When markets are volatile, sticking to a long-term investing strategy can be a challenge. But there are ways to help keep market turbulence from distracting you from your goals. First, have a game plan. Second, check your asset allocation. Third, use market volatility to fine tune your portfolio. A well-thought-out investment plan can help keep emotion from driving your decisions. For example, you might decide in advance to take profits when the overall market rises by a predetermined percentage. You might try to hedge the risks of one investment by buying something else that may profit if that investment struggles. Or you might use a buy-and-hold strategy for core investments, but be more flexible with other assets. Next, check your asset allocation. Has it changed because of market forces? If one type of asset now represents too small—or too large—a piece of your portfolio, you might want to rebalance.
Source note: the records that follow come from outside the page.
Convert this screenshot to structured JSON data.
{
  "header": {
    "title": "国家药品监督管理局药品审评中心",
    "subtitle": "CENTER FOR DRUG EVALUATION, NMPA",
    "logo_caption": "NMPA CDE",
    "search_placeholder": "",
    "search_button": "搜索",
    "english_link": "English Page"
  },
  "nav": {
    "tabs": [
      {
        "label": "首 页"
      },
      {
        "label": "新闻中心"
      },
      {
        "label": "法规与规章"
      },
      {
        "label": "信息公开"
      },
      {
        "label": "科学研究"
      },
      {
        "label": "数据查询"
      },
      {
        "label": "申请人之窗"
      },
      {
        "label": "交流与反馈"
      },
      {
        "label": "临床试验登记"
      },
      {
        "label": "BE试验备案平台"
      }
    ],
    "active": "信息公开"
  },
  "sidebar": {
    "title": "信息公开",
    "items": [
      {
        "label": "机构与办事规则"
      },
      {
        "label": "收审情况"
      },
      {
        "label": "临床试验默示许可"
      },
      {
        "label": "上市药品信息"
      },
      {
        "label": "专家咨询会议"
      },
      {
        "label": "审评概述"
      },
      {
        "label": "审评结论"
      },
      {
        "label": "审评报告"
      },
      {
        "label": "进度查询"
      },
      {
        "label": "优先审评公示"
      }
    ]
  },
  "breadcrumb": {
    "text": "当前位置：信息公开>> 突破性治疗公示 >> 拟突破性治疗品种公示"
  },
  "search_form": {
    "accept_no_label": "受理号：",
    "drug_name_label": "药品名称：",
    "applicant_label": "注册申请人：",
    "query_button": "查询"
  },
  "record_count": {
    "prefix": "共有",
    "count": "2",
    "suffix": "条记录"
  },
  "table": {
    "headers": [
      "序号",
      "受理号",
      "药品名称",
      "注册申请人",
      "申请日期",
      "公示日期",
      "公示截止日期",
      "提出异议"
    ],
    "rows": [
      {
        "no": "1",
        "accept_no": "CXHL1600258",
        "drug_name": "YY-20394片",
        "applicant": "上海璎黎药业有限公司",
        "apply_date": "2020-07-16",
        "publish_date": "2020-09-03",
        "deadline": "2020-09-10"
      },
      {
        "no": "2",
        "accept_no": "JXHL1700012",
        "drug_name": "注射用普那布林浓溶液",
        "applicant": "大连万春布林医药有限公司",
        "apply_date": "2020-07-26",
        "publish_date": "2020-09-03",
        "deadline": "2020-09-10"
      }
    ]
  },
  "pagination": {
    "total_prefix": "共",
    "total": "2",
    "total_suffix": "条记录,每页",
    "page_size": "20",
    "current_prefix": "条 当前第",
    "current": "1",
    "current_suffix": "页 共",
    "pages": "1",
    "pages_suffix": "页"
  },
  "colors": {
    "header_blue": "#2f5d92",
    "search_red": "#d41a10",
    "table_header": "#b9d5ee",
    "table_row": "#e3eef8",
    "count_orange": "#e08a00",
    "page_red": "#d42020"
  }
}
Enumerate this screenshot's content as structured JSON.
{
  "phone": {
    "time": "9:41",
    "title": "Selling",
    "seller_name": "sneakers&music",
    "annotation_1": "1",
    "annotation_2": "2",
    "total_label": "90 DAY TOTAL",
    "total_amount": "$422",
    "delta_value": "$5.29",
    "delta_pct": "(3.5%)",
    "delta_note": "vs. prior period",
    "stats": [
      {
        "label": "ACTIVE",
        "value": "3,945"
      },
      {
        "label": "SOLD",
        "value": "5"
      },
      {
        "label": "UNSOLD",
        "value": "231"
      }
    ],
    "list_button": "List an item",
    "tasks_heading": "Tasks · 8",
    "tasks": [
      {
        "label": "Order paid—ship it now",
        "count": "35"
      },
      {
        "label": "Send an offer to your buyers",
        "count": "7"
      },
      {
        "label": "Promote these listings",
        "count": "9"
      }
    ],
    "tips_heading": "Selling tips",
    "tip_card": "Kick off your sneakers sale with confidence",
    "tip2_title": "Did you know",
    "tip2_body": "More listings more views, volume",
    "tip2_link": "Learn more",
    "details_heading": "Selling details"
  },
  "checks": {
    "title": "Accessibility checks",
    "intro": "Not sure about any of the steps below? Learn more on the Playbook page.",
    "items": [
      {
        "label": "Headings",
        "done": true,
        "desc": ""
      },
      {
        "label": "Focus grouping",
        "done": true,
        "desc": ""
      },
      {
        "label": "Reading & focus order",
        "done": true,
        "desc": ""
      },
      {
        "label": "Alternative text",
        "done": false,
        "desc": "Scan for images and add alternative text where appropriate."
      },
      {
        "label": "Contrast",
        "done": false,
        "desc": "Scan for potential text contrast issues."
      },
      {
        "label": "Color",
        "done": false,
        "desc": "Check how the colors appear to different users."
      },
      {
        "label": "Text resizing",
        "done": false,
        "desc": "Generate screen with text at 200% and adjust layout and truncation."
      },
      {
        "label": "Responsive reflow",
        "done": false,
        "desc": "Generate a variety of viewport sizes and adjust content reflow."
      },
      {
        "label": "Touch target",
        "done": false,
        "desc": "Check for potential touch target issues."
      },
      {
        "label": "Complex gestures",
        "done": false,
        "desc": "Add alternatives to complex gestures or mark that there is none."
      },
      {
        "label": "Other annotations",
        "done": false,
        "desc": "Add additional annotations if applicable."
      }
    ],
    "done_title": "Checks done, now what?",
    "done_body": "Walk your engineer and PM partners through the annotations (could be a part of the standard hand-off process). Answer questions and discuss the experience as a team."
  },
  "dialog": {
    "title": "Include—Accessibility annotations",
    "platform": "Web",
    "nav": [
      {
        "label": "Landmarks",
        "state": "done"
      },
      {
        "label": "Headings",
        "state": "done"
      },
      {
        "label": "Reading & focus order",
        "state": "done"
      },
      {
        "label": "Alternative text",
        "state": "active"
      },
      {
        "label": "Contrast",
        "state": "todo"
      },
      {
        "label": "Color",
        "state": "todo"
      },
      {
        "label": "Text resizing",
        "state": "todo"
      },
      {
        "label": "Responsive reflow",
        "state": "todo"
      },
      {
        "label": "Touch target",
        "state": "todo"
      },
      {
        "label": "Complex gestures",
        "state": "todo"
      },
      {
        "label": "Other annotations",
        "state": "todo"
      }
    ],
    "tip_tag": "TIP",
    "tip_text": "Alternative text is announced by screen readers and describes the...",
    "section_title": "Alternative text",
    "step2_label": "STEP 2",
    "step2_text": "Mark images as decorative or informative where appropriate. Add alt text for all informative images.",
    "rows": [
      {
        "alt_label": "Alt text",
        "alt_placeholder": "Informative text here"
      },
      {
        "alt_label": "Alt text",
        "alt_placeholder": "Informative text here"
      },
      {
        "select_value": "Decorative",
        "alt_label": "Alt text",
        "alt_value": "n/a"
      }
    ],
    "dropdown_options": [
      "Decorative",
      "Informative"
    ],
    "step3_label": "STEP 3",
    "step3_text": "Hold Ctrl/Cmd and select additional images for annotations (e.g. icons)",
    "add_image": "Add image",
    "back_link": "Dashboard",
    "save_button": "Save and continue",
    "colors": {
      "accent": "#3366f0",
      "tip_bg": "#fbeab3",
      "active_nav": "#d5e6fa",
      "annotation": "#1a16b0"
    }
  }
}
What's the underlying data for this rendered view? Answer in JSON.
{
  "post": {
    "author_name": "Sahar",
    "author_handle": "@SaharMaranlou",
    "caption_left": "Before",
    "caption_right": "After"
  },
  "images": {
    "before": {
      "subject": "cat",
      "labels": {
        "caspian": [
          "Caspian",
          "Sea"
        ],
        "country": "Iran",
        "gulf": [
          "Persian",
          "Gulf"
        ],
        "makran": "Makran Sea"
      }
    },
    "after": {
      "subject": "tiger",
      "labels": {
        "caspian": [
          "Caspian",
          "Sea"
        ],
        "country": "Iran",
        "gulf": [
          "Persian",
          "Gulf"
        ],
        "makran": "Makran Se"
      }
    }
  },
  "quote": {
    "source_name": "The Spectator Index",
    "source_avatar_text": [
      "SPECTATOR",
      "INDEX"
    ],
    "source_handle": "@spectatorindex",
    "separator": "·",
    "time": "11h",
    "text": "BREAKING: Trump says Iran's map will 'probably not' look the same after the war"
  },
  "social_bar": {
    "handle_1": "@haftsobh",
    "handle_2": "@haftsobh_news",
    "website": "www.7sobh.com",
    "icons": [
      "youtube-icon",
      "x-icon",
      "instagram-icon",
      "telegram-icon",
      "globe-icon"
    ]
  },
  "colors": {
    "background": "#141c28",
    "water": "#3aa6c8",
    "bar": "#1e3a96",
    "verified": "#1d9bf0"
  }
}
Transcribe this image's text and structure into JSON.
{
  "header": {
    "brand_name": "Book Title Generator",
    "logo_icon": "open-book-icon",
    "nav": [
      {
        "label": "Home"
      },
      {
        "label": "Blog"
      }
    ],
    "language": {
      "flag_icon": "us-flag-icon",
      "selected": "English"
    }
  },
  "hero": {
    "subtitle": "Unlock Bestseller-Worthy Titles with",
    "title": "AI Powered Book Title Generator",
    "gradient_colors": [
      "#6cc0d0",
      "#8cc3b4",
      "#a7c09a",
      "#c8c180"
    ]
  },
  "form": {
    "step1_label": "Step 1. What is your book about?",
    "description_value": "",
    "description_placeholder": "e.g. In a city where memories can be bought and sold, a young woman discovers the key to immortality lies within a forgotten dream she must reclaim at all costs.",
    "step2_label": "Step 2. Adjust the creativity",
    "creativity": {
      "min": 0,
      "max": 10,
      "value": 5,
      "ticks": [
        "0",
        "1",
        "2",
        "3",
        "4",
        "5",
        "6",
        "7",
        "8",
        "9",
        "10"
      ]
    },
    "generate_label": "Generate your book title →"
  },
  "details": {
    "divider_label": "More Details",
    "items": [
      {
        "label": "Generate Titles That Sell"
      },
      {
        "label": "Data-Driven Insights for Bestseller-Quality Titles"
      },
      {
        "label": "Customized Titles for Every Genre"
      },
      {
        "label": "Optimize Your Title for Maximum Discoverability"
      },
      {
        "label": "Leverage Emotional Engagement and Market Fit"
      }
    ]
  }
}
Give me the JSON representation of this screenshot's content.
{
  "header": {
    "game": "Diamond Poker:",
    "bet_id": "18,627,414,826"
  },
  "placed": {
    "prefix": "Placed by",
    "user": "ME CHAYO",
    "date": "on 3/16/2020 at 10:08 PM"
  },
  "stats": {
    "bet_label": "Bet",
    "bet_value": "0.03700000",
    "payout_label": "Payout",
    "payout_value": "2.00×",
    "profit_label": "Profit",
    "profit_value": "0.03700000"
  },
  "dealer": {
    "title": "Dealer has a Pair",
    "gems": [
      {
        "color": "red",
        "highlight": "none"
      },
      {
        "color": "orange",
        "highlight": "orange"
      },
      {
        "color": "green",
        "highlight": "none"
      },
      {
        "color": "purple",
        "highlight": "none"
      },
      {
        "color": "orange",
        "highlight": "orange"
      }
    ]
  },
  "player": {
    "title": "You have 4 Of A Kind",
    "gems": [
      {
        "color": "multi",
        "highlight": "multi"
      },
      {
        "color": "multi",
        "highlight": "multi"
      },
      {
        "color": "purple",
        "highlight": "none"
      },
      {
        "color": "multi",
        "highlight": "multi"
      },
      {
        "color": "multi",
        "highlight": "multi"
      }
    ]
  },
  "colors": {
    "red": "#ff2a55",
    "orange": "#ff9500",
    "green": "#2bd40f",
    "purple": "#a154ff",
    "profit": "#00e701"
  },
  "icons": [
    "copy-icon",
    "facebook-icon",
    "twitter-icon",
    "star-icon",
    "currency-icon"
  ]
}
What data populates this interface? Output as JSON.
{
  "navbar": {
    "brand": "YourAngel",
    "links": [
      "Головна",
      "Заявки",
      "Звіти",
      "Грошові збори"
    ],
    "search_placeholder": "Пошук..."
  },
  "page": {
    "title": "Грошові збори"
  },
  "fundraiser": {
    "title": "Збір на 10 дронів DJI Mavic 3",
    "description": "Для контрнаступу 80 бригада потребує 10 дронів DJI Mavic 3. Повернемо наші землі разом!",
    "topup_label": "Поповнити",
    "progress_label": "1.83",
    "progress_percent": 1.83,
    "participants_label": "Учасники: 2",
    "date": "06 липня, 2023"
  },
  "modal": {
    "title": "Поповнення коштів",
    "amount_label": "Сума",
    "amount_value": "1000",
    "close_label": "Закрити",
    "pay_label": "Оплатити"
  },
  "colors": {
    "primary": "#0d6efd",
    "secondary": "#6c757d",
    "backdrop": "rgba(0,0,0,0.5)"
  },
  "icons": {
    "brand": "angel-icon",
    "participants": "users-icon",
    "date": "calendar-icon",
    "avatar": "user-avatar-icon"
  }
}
If you want to adjust your allocation but are worried about making sudden moves at the wrong time, you don’t have to do everything at once. Dollar cost averaging into or out of investments lets you spread your risk over time and could help you reposition your portfolio gradually. Third, use market volatility to your advantage. Market cycles offer both obstacles and opportunities. For example, if you missed out on an investment in the past because it was too expensive, the price might be lower now. If you have losses in a taxable account, you may be able to use them at tax time to reduce the amount of income tax you’ll owe. And some investments are designed specifically to profit from market swings, though they may not be suitable for every investor.
Remember, markets go up… and down. Everyone faces investment setbacks; good investors learn from them.
All investments are subject to market fluctuation, risk, and loss of principal. When sold, investments may be worth more or less than their original cost. Asset allocation is a method used to help manage investment risk; it does not guarantee a profit or protect against investment loss. Dollar-cost averaging does not ensure a profit or prevent a loss. Such plans involve continuous investments in securities regardless of fluctuating prices. You should consider your financial ability to continue making purchases during periods of low and high price levels. However, this can be an effective way for investors to accumulate shares to help meet long-term goals.
BROADRIDGE “FINRA reviewed,” Reference: FX2020-0130-0266/E Org Id: 114212
- Handling Market Volatility (#VCA_Mark_Vol_2020)
Rule: FIN 2210